Toki became Nichiren’s follower around 1254, the year after Nichiren first declared his teaching at Seichō-ji. He was a man of considerable erudition, and Nichiren entrusted him with a number of his more important works including The Object of Devotion for Observing the Mind, one of his five major writings. After the Matsubagayatsu Persecution in the eighth month of 1260, Toki Jōnin invited Nichiren to live at his residence. Nichiren stayed there for nearly half a year, during which time many people in Shimōsa converted to his teaching. In 1268 the first emissary from the Mongol Empire arrived, demanding that Japan become a tributary to the empire. Declaring this a sign that the prophecy of foreign invasion he made in On Establishing the Correct Teaching for the Peace of the Land was about to be fulfilled, Nichiren sent eleven letters of remonstrance to influential political and religious leaders, including the regent Hōjō Tokimune, and demanded an opportunity to defend his teaching in a public religious debate. The following year, Toki Jōnin was summoned to the Office of Legal Affairs of the Kamakura shogunate for questioning together with Ōta Jōmyō and Shijō Kingo, who were also Nichiren’s disciples. Nichiren sent a letter instructing them on how to behave at the place of questioning.

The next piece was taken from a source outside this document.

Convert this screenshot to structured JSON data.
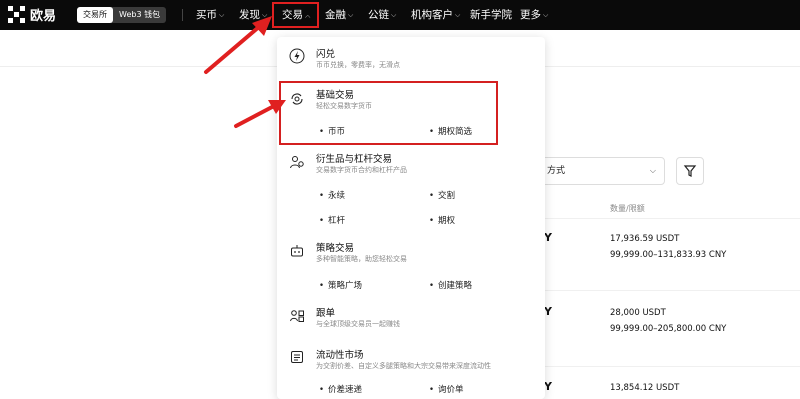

While Nichiren was in exile on Sado from 1271 through 1274, Toki Jōnin, with Shijō Kingo, served as a rallying point for his followers. In 1279, when Nisshū and Nichiben, former Tendai priests who had converted to Nichiren’s teaching, had to flee the Fuji area in the aftermath of the Atsuhara Persecution, Toki Jōnin and his wife, Myōjō, also known as the lay nun Toki, protected them. In addition to The Object of Devotion for Observing the Mind, Toki Jōnin received many treatises and letters from Nichiren, including On Taking the Essence of the Lotus Sutra, On the Four Stages of Faith and the Five Stages of Practice, Letter from Sado, and A Sage Perceives the Three Existences of Life.